> [What is required]
Say how many lines in the records contain the string "true". Nothing but the number should be given.

Excerpts from an interface dataset:
========
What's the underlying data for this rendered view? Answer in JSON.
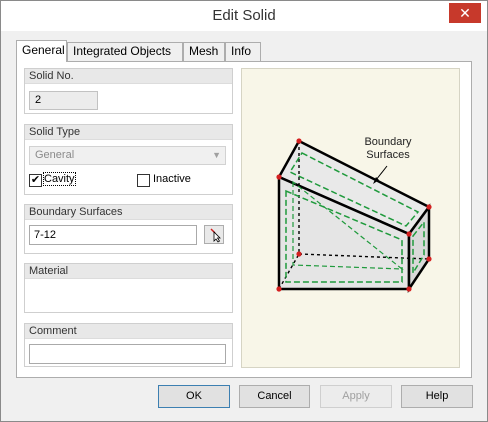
{
  "window": {
    "title": "Edit Solid",
    "close_glyph": "✕"
  },
  "tabs": [
    {
      "label": "General",
      "active": true
    },
    {
      "label": "Integrated Objects",
      "active": false
    },
    {
      "label": "Mesh",
      "active": false
    },
    {
      "label": "Info",
      "active": false
    }
  ],
  "general": {
    "solid_no": {
      "label": "Solid No.",
      "value": "2"
    },
    "solid_type": {
      "label": "Solid Type",
      "value": "General",
      "cavity": {
        "label": "Cavity",
        "checked": true
      },
      "inactive": {
        "label": "Inactive",
        "checked": false
      }
    },
    "boundary_surfaces": {
      "label": "Boundary Surfaces",
      "value": "7-12",
      "pick_icon": "cursor-pick-icon"
    },
    "material": {
      "label": "Material"
    },
    "comment": {
      "label": "Comment",
      "value": ""
    }
  },
  "illustration": {
    "annotation_line1": "Boundary",
    "annotation_line2": "Surfaces"
  },
  "buttons": {
    "ok": "OK",
    "cancel": "Cancel",
    "apply": "Apply",
    "help": "Help"
  },
  "colors": {
    "dashed_surface": "#1f9a3c",
    "vertex": "#d42020",
    "close_button": "#c7392b"
  }
}
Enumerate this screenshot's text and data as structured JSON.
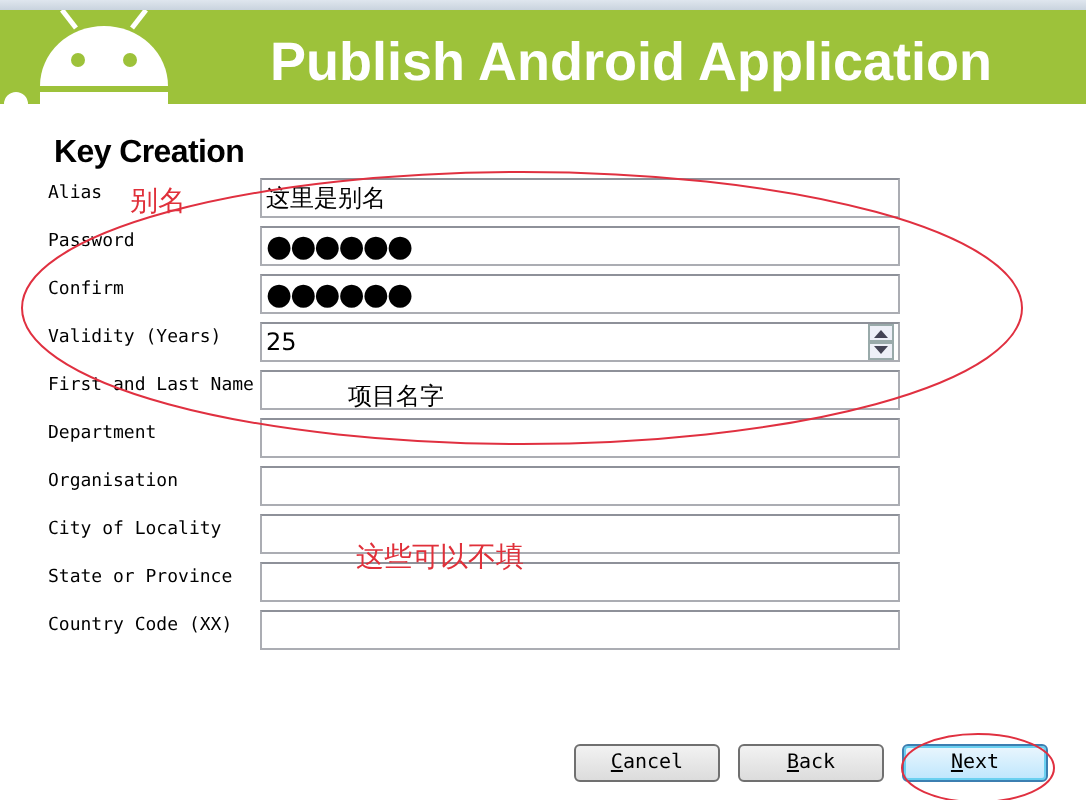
{
  "header": {
    "title": "Publish Android Application"
  },
  "section_title": "Key Creation",
  "fields": [
    {
      "label": "Alias",
      "kind": "text",
      "value": "这里是别名"
    },
    {
      "label": "Password",
      "kind": "password",
      "value": "●●●●●●"
    },
    {
      "label": "Confirm",
      "kind": "password",
      "value": "●●●●●●"
    },
    {
      "label": "Validity (Years)",
      "kind": "spinner",
      "value": "25"
    },
    {
      "label": "First and Last Name",
      "kind": "text"
    },
    {
      "label": "Department",
      "kind": "text"
    },
    {
      "label": "Organisation",
      "kind": "text"
    },
    {
      "label": "City of Locality",
      "kind": "text"
    },
    {
      "label": "State or Province",
      "kind": "text"
    },
    {
      "label": "Country Code (XX)",
      "kind": "text"
    }
  ],
  "buttons": [
    {
      "label": "Cancel",
      "default": false
    },
    {
      "label": "Back",
      "default": false
    },
    {
      "label": "Next",
      "default": true
    }
  ],
  "annotations": [
    {
      "text": "别名",
      "color": "#e0303a"
    },
    {
      "text": "项目名字",
      "color": "#000000"
    },
    {
      "text": "这些可以不填",
      "color": "#e0303a"
    }
  ]
}
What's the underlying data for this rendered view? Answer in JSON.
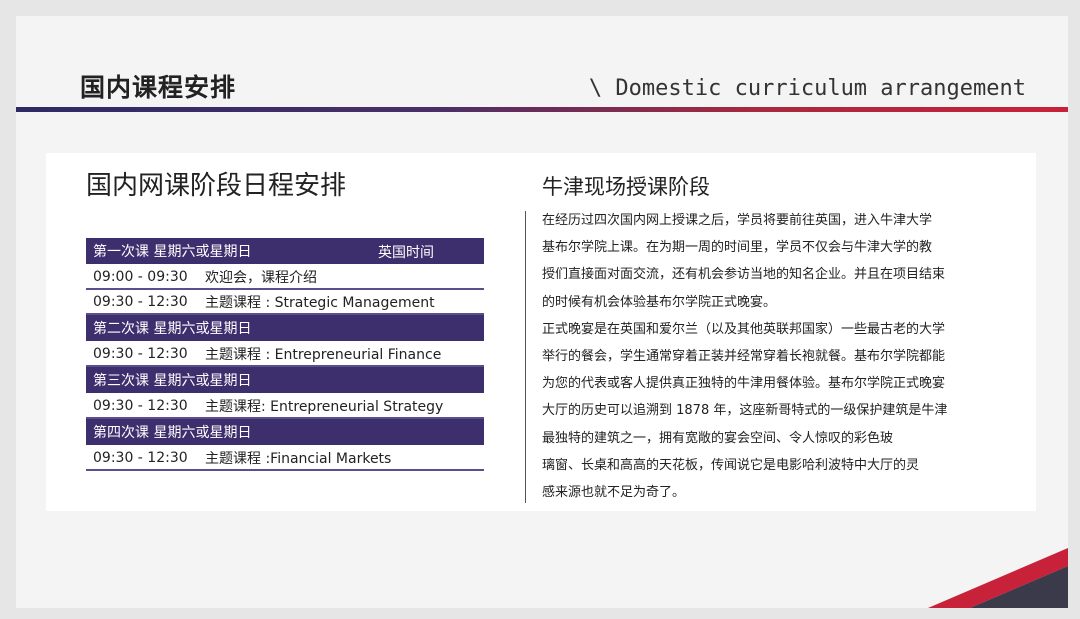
{
  "header": {
    "title": "国内课程安排",
    "subtitle": "\\ Domestic curriculum arrangement"
  },
  "left": {
    "title": "国内网课阶段日程安排",
    "timezone": "英国时间",
    "sessions": [
      {
        "heading": "第一次课 星期六或星期日",
        "rows": [
          {
            "time": "09:00 - 09:30",
            "topic": "欢迎会，课程介绍"
          },
          {
            "time": "09:30 - 12:30",
            "topic": "主题课程 : Strategic Management"
          }
        ]
      },
      {
        "heading": "第二次课 星期六或星期日",
        "rows": [
          {
            "time": "09:30 - 12:30",
            "topic": "主题课程 : Entrepreneurial Finance"
          }
        ]
      },
      {
        "heading": "第三次课 星期六或星期日",
        "rows": [
          {
            "time": "09:30 - 12:30",
            "topic": "主题课程: Entrepreneurial Strategy"
          }
        ]
      },
      {
        "heading": "第四次课 星期六或星期日",
        "rows": [
          {
            "time": "09:30 - 12:30",
            "topic": "主题课程 :Financial Markets"
          }
        ]
      }
    ]
  },
  "right": {
    "title": "牛津现场授课阶段",
    "lines": [
      "在经历过四次国内网上授课之后，学员将要前往英国，进入牛津大学",
      "基布尔学院上课。在为期一周的时间里，学员不仅会与牛津大学的教",
      "授们直接面对面交流，还有机会参访当地的知名企业。并且在项目结束",
      "的时候有机会体验基布尔学院正式晚宴。",
      "正式晚宴是在英国和爱尔兰（以及其他英联邦国家）一些最古老的大学",
      "举行的餐会，学生通常穿着正装并经常穿着长袍就餐。基布尔学院都能",
      "为您的代表或客人提供真正独特的牛津用餐体验。基布尔学院正式晚宴",
      "大厅的历史可以追溯到 1878 年，这座新哥特式的一级保护建筑是牛津",
      "最独特的建筑之一，拥有宽敞的宴会空间、令人惊叹的彩色玻",
      "璃窗、长桌和高高的天花板，传闻说它是电影哈利波特中大厅的灵",
      "感来源也就不足为奇了。"
    ]
  },
  "colors": {
    "header_bar": "#3d2f6e",
    "accent_red": "#c8213a",
    "accent_navy": "#2d2a66"
  }
}
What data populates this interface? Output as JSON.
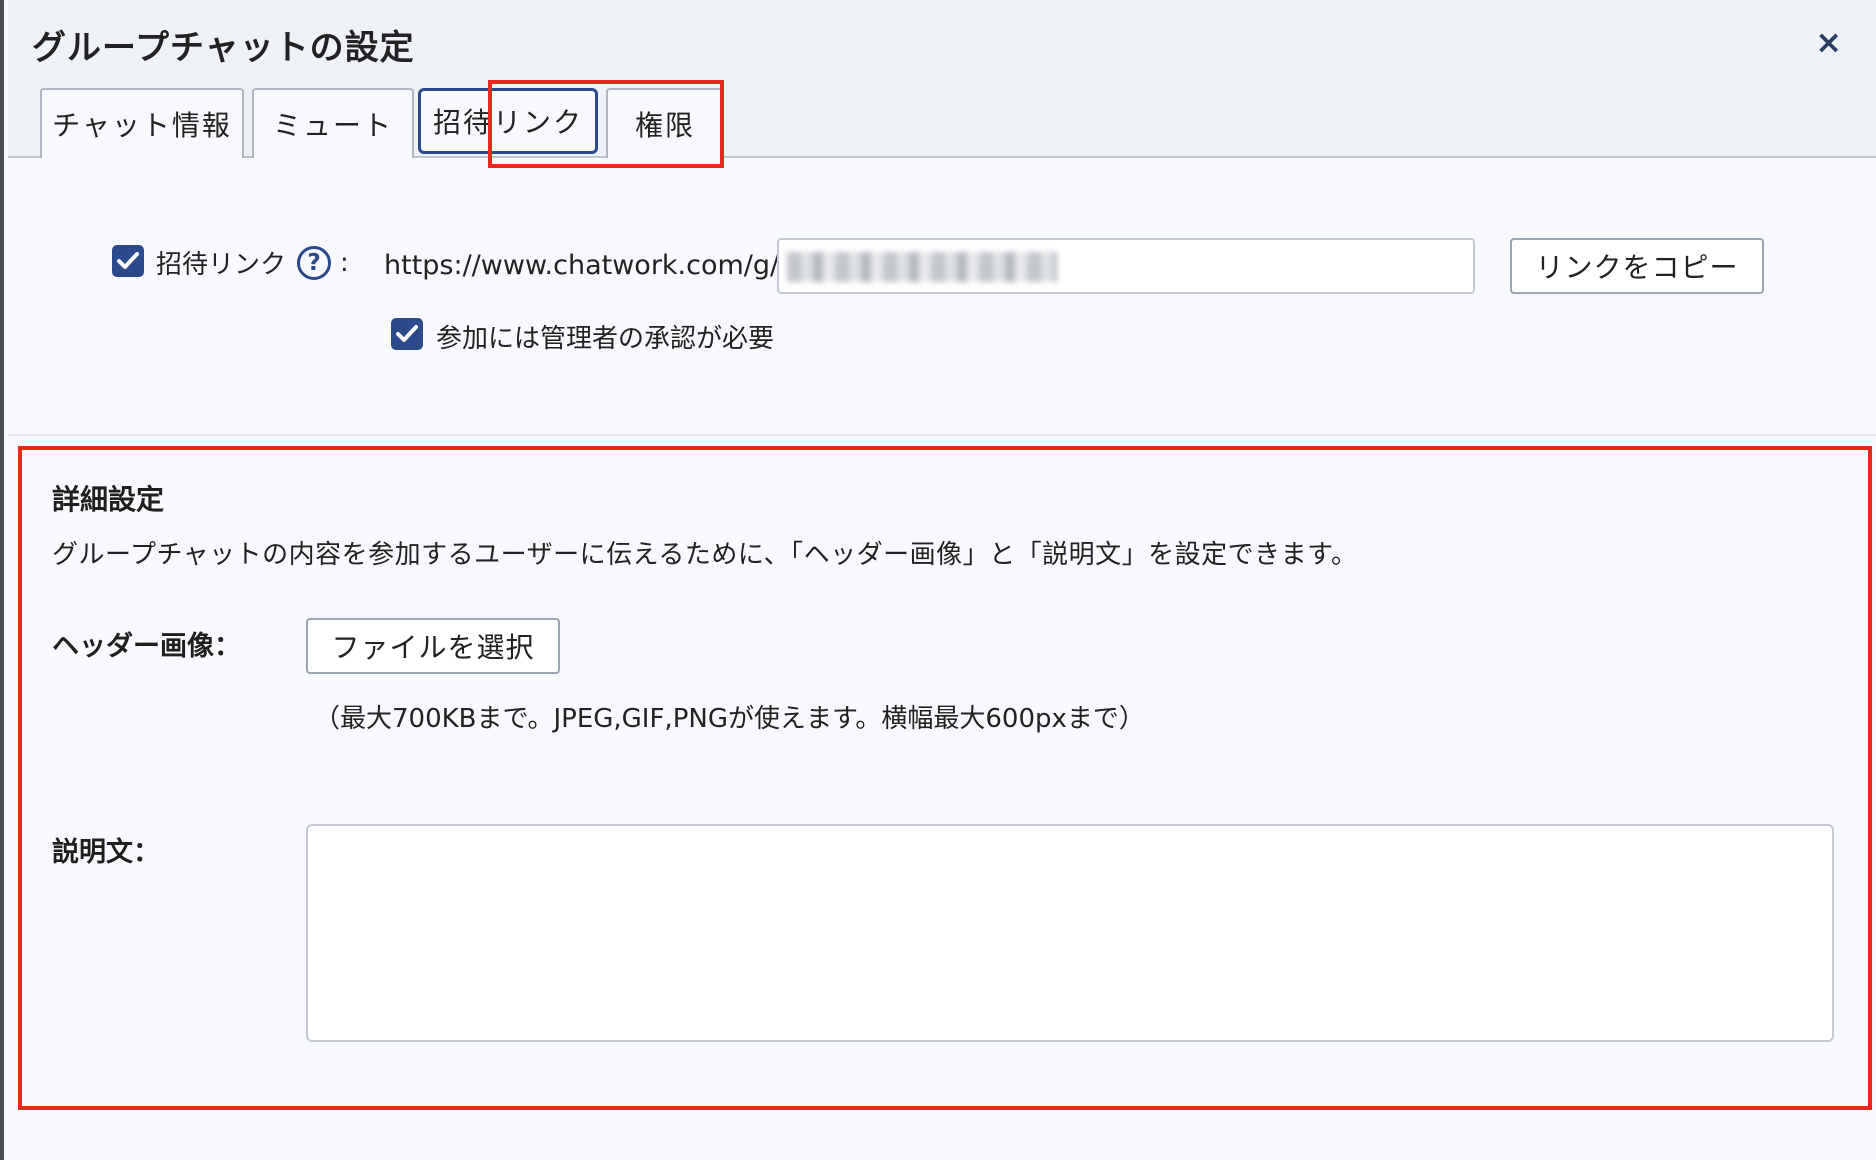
{
  "dialog": {
    "title": "グループチャットの設定",
    "close_label": "×"
  },
  "tabs": [
    {
      "label": "チャット情報",
      "active": false
    },
    {
      "label": "ミュート",
      "active": false
    },
    {
      "label": "招待リンク",
      "active": true
    },
    {
      "label": "権限",
      "active": false
    }
  ],
  "invite": {
    "enabled": true,
    "label": "招待リンク",
    "help_icon": "question-circle-icon",
    "colon": ":",
    "url_prefix": "https://www.chatwork.com/g/",
    "copy_button": "リンクをコピー",
    "approval_label": "参加には管理者の承認が必要",
    "approval_checked": true
  },
  "advanced": {
    "title": "詳細設定",
    "description": "グループチャットの内容を参加するユーザーに伝えるために、「ヘッダー画像」と「説明文」を設定できます。",
    "header_image_label": "ヘッダー画像：",
    "file_button": "ファイルを選択",
    "file_note": "（最大700KBまで。JPEG,GIF,PNGが使えます。横幅最大600pxまで）",
    "description_label": "説明文：",
    "description_value": ""
  },
  "colors": {
    "accent": "#2b4a8b",
    "highlight": "#e8281a"
  }
}
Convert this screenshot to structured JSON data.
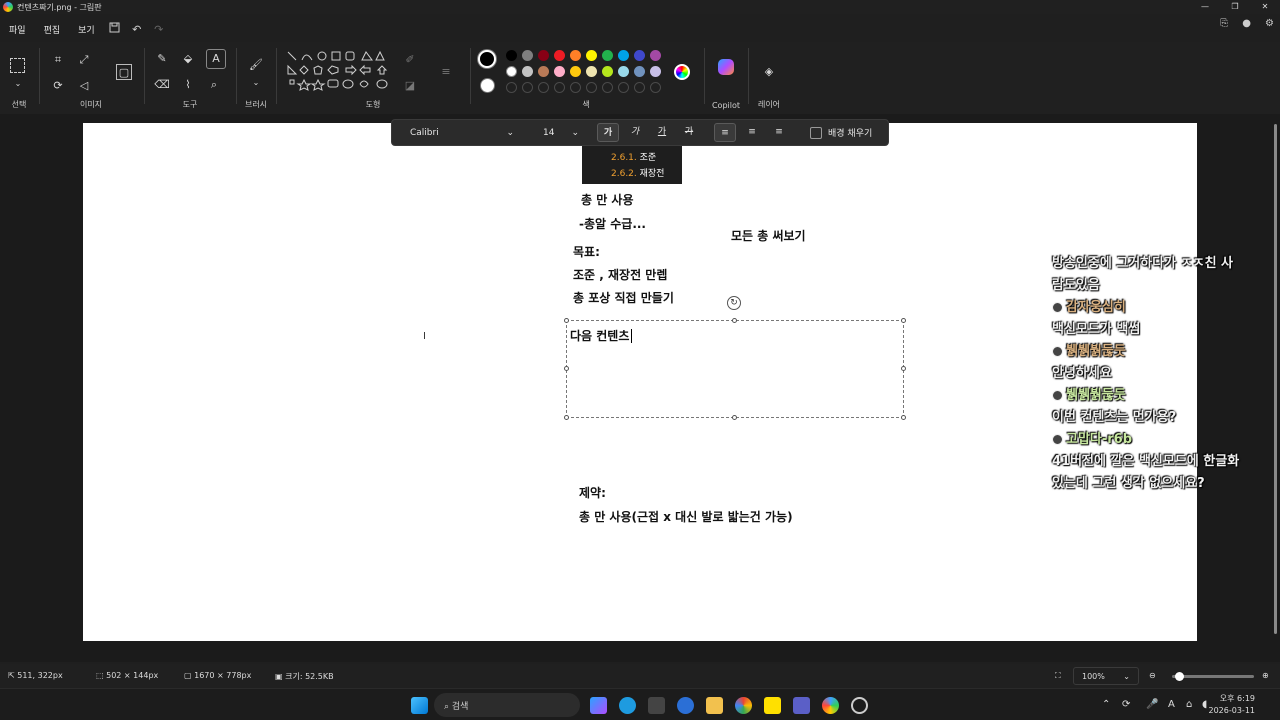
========
> [The completed task]
6